■ Task material ■
- - -

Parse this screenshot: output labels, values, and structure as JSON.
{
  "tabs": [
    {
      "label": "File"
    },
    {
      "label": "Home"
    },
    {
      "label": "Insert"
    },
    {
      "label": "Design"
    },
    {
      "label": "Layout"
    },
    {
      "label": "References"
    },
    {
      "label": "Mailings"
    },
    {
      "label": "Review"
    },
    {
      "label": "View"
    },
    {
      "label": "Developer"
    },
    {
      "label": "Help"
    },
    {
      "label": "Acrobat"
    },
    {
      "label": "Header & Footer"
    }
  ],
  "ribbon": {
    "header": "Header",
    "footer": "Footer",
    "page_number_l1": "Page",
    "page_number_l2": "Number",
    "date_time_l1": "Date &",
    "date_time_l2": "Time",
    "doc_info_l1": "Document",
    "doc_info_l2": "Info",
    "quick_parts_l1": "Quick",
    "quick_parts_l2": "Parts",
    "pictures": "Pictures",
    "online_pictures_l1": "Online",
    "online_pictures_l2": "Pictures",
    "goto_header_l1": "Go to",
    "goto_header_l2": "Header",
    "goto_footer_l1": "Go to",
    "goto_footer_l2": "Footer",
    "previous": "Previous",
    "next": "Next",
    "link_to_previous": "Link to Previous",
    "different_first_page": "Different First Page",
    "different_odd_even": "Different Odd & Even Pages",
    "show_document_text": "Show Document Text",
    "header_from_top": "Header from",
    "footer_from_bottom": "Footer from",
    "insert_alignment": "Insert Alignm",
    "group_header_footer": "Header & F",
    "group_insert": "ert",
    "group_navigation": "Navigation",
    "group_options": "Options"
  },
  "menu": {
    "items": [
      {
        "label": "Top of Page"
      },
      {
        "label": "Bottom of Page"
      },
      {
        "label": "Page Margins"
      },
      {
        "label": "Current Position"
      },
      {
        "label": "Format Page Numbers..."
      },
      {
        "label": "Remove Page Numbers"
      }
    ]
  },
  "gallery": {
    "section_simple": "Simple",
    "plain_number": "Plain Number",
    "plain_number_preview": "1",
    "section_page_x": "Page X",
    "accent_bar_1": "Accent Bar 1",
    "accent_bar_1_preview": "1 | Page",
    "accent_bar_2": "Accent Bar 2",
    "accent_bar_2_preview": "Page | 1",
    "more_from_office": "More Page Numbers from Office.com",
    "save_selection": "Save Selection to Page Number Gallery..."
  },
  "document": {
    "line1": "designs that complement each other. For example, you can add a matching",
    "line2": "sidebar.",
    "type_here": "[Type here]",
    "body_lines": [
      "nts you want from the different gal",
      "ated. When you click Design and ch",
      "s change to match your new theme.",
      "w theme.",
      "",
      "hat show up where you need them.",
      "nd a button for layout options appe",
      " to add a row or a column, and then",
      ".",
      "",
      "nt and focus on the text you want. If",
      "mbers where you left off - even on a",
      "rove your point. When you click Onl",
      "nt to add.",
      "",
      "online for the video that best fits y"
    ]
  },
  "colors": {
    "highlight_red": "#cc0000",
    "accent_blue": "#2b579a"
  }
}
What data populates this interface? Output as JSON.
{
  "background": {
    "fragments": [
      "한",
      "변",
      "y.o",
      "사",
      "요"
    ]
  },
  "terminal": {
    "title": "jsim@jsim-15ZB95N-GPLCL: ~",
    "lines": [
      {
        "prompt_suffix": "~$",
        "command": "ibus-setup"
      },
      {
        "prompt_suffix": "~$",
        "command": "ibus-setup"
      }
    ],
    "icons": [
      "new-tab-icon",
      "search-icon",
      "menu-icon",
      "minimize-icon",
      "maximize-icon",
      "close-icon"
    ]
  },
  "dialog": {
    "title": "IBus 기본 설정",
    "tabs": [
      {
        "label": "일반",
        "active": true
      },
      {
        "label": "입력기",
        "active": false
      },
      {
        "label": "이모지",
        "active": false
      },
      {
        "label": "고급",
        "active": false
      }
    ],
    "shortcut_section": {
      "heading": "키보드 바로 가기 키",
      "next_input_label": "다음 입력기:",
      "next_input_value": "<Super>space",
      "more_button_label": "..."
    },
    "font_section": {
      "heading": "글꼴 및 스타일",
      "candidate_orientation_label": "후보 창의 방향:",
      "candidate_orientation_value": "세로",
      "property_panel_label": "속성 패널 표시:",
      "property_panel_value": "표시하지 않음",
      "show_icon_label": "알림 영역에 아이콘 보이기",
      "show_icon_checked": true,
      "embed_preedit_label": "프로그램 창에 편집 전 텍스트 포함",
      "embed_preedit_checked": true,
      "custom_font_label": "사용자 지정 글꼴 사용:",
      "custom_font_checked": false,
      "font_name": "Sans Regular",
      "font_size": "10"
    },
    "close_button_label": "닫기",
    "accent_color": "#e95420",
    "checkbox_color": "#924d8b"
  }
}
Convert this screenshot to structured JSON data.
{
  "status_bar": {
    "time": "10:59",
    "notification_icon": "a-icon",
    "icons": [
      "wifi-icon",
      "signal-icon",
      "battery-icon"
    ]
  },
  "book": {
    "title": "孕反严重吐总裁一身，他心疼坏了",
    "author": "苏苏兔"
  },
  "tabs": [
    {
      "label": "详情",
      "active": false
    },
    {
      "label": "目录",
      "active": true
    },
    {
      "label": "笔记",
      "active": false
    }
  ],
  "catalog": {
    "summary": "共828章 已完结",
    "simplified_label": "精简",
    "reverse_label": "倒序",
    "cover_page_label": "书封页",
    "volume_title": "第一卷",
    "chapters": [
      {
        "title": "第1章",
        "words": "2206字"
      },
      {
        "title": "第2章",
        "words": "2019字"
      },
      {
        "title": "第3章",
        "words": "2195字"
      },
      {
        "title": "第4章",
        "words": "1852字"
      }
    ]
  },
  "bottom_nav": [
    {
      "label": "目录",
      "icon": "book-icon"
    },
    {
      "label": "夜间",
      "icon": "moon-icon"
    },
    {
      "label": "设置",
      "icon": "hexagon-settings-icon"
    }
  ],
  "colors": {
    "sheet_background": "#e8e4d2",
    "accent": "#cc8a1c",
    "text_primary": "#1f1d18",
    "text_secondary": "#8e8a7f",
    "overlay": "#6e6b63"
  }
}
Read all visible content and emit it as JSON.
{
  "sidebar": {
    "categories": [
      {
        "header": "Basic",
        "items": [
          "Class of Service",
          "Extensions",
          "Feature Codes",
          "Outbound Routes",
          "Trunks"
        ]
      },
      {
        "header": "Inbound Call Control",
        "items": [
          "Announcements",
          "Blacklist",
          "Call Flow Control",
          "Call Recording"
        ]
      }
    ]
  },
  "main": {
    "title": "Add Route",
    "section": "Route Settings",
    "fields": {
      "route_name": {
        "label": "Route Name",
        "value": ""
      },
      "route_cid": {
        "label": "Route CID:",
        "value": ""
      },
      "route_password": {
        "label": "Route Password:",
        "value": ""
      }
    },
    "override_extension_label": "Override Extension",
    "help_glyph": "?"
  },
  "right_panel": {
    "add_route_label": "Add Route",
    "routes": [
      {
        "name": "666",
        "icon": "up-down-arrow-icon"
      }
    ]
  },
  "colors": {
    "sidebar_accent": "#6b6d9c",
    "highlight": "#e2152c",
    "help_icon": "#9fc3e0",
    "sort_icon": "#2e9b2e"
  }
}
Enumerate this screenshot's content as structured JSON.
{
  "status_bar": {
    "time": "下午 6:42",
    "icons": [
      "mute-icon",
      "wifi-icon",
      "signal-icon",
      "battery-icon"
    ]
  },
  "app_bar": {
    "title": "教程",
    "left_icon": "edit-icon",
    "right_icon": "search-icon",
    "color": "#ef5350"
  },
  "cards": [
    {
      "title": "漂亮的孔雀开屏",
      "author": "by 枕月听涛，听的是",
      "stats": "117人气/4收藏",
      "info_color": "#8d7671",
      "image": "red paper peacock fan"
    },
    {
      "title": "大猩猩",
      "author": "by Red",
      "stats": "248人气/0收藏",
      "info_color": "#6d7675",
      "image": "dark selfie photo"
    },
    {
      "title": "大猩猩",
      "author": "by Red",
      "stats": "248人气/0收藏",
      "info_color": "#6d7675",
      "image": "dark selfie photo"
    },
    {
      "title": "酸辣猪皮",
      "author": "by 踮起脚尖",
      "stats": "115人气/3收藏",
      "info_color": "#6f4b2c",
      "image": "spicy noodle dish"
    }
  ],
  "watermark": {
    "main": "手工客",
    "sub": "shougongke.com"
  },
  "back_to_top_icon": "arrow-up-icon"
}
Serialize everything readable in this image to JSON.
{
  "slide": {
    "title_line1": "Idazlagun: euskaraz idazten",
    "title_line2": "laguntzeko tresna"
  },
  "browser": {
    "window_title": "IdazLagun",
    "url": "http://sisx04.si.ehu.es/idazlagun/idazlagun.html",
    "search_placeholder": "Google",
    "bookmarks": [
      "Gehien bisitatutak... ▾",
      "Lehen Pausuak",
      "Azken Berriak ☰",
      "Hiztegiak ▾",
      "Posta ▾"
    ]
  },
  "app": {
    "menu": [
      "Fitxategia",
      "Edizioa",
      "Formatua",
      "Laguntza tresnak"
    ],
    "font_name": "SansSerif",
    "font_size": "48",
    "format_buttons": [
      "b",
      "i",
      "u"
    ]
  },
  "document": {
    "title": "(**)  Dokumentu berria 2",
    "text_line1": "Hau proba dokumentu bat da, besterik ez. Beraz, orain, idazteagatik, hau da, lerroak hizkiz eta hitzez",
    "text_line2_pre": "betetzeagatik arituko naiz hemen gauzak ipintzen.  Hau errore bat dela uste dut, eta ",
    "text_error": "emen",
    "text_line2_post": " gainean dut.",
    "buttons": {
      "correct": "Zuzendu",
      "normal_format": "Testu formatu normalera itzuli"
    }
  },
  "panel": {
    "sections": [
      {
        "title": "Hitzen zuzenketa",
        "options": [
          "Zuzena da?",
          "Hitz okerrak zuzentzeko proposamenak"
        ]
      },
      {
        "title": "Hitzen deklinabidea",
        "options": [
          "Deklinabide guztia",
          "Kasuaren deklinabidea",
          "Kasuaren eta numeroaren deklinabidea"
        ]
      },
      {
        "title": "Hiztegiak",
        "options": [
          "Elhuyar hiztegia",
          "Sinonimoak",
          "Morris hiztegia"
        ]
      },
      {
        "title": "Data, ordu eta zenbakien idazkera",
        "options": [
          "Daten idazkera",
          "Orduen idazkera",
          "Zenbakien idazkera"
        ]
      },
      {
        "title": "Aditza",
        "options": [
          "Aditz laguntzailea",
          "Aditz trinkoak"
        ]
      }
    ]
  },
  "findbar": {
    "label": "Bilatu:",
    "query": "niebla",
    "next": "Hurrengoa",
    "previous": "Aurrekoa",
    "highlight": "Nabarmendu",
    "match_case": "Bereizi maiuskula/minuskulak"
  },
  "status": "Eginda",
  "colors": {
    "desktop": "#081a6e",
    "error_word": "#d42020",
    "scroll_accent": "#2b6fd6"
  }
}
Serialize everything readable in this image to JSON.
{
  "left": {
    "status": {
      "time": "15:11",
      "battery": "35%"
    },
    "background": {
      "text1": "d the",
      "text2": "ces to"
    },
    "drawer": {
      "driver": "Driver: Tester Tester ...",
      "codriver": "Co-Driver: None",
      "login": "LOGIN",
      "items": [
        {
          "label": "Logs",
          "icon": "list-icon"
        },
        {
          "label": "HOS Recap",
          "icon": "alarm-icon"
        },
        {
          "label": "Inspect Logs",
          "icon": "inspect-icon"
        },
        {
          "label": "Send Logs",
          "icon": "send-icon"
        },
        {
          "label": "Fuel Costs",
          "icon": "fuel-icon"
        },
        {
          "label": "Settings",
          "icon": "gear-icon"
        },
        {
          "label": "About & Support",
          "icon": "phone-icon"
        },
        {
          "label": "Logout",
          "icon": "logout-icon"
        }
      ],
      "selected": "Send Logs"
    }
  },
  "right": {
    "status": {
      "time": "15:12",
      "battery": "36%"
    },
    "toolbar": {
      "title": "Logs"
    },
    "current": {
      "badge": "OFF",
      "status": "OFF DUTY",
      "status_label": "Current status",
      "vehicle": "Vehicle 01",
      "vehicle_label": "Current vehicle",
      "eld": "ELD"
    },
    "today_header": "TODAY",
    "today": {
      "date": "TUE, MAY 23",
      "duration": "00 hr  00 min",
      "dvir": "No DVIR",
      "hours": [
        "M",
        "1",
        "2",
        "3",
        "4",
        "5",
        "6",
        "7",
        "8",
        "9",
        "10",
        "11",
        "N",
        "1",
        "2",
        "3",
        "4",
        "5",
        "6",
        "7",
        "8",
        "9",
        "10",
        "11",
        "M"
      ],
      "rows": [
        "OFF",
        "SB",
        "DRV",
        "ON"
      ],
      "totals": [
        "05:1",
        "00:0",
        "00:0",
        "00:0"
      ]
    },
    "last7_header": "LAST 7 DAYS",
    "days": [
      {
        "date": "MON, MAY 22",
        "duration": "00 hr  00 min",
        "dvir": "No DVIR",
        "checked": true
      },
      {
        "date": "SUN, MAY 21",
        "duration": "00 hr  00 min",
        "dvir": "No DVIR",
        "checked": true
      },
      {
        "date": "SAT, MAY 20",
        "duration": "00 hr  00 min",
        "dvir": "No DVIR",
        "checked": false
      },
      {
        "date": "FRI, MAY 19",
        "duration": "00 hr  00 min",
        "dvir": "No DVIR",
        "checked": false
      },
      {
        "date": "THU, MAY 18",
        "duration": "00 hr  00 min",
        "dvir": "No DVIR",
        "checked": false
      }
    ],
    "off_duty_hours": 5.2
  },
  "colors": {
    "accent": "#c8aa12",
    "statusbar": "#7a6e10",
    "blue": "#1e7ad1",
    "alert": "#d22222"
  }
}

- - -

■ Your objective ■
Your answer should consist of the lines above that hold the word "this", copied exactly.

■ Output of the exercise ■
Parse this screenshot: output labels, values, and structure as JSON.
What data populates this interface? Output as JSON.
Convert this screenshot to structured JSON data.
Enumerate this screenshot's content as structured JSON.
Serialize everything readable in this image to JSON.
Serialize everything readable in this image to JSON.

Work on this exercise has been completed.